DATASET ENTRIES:
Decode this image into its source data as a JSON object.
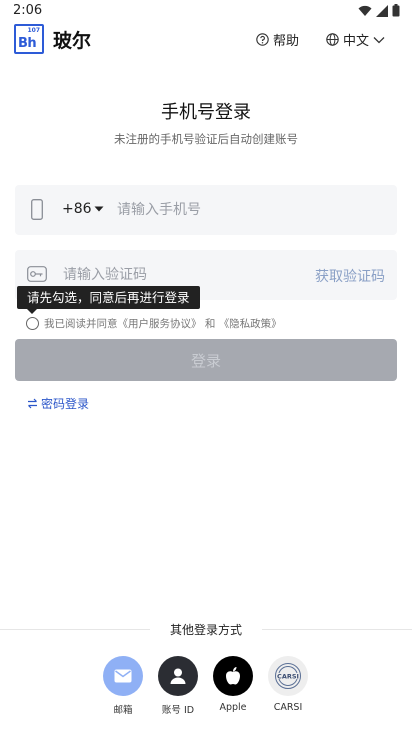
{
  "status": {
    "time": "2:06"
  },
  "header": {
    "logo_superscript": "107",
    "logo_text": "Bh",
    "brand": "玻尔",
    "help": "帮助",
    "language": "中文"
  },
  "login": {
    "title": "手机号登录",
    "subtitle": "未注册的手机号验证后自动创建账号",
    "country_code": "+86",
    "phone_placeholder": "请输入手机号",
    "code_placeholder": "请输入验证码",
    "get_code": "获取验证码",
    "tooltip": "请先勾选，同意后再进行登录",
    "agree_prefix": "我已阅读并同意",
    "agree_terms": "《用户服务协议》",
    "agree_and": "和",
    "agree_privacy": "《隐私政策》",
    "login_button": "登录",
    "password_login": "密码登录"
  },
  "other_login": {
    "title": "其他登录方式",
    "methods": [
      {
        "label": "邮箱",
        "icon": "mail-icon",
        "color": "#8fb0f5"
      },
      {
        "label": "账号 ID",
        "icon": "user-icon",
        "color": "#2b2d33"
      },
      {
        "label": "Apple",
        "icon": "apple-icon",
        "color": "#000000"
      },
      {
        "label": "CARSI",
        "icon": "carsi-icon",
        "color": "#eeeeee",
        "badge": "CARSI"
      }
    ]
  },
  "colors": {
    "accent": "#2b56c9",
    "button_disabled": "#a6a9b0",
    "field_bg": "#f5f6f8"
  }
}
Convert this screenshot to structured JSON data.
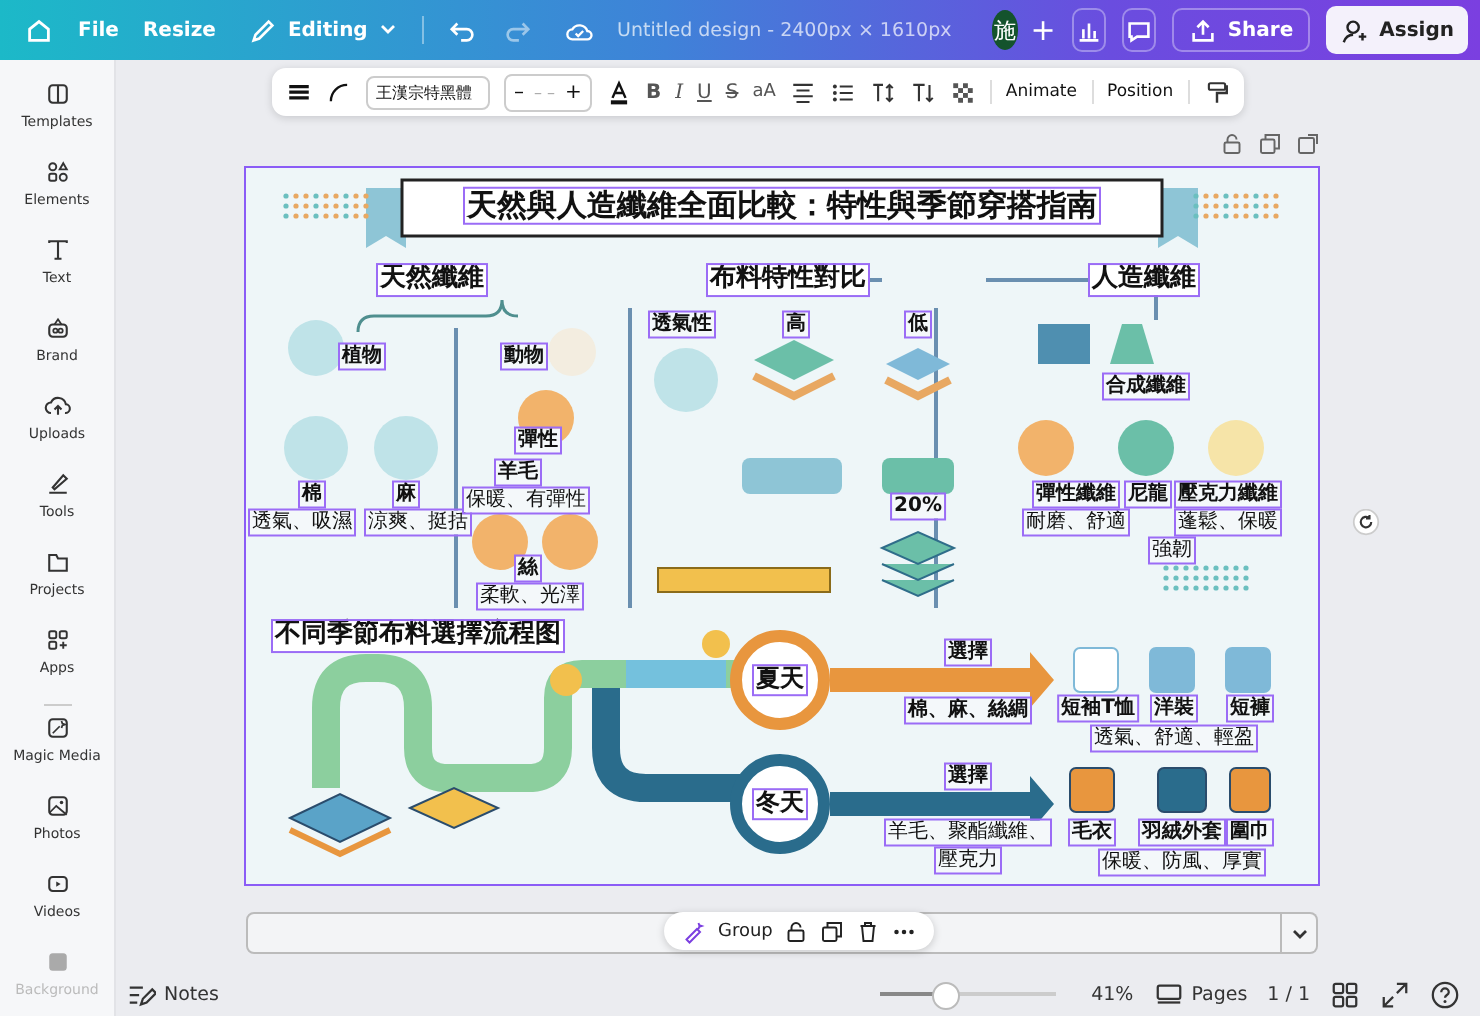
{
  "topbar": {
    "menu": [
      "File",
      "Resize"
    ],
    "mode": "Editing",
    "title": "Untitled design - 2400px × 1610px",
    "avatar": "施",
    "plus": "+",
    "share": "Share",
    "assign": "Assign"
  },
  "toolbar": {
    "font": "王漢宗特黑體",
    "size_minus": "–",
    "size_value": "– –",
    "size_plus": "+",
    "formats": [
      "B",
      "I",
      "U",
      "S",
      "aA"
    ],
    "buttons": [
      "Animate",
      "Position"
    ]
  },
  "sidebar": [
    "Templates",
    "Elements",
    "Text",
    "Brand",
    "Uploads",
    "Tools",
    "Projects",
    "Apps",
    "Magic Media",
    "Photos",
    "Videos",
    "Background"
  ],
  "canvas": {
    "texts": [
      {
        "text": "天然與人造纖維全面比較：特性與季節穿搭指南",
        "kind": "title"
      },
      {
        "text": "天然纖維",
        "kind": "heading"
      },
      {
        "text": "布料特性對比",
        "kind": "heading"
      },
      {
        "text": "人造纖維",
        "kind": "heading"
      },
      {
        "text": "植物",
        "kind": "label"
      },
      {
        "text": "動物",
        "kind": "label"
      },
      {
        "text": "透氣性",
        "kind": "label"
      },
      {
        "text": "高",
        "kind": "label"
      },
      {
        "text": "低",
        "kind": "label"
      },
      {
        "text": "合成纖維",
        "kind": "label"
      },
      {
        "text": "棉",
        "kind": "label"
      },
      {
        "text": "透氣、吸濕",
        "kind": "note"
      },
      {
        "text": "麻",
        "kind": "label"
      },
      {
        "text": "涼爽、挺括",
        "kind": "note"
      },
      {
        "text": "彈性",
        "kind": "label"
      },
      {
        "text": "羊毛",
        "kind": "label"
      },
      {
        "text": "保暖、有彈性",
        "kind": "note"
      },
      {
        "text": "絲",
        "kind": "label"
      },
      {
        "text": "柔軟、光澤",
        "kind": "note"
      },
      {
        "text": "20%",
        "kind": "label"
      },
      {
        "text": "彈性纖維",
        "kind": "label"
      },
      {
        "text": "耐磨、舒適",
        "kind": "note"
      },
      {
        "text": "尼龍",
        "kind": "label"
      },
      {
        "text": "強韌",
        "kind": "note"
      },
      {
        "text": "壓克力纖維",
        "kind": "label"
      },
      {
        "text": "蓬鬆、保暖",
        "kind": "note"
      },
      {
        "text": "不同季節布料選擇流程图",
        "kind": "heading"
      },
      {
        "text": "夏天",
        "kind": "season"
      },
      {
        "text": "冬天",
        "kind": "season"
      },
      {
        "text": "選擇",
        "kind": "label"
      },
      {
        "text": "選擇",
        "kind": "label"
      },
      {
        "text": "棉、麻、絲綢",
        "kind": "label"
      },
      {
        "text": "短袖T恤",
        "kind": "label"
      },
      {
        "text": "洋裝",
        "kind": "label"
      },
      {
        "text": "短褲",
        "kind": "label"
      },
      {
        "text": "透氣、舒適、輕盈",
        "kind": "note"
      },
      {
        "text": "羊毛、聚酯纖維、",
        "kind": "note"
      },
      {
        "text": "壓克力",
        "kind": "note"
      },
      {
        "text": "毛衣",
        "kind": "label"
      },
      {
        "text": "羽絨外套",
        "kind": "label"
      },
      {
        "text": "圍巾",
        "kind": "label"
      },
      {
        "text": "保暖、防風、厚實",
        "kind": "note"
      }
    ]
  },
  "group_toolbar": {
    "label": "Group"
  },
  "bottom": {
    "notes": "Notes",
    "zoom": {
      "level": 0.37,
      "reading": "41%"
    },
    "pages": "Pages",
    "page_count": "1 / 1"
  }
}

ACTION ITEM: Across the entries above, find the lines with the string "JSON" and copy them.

RESULT OF THIS EXERCISE:
Decode this image into its source data as a JSON object.
Convert this screenshot to structured JSON data.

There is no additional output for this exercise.